**What you will do:** Return the records verbatim.
[Data extracts — start]
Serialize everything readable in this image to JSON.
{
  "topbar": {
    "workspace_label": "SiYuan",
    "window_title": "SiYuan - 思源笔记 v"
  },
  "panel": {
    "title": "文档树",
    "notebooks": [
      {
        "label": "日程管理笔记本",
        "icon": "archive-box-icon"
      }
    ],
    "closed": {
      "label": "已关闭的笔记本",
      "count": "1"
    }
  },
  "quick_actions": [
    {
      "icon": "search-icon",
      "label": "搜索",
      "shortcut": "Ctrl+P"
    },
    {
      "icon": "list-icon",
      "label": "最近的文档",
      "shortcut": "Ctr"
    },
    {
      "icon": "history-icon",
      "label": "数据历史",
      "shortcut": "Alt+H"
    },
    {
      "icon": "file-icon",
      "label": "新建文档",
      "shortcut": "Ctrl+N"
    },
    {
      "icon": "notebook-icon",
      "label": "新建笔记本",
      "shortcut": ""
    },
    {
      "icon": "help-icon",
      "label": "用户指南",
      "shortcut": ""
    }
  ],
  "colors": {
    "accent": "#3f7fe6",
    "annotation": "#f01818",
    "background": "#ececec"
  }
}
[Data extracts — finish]
**The answer:**
Serialize everything readable in this image to JSON.
{
  "topbar": {
    "workspace_label": "SiYuan",
    "window_title": "SiYuan - 思源笔记 v"
  },
  "panel": {
    "title": "文档树",
    "notebooks": [
      {
        "label": "日程管理笔记本",
        "icon": "archive-box-icon"
      }
    ],
    "closed": {
      "label": "已关闭的笔记本",
      "count": "1"
    }
  },
  "quick_actions": [
    {
      "icon": "search-icon",
      "label": "搜索",
      "shortcut": "Ctrl+P"
    },
    {
      "icon": "list-icon",
      "label": "最近的文档",
      "shortcut": "Ctr"
    },
    {
      "icon": "history-icon",
      "label": "数据历史",
      "shortcut": "Alt+H"
    },
    {
      "icon": "file-icon",
      "label": "新建文档",
      "shortcut": "Ctrl+N"
    },
    {
      "icon": "notebook-icon",
      "label": "新建笔记本",
      "shortcut": ""
    },
    {
      "icon": "help-icon",
      "label": "用户指南",
      "shortcut": ""
    }
  ],
  "colors": {
    "accent": "#3f7fe6",
    "annotation": "#f01818",
    "background": "#ececec"
  }
}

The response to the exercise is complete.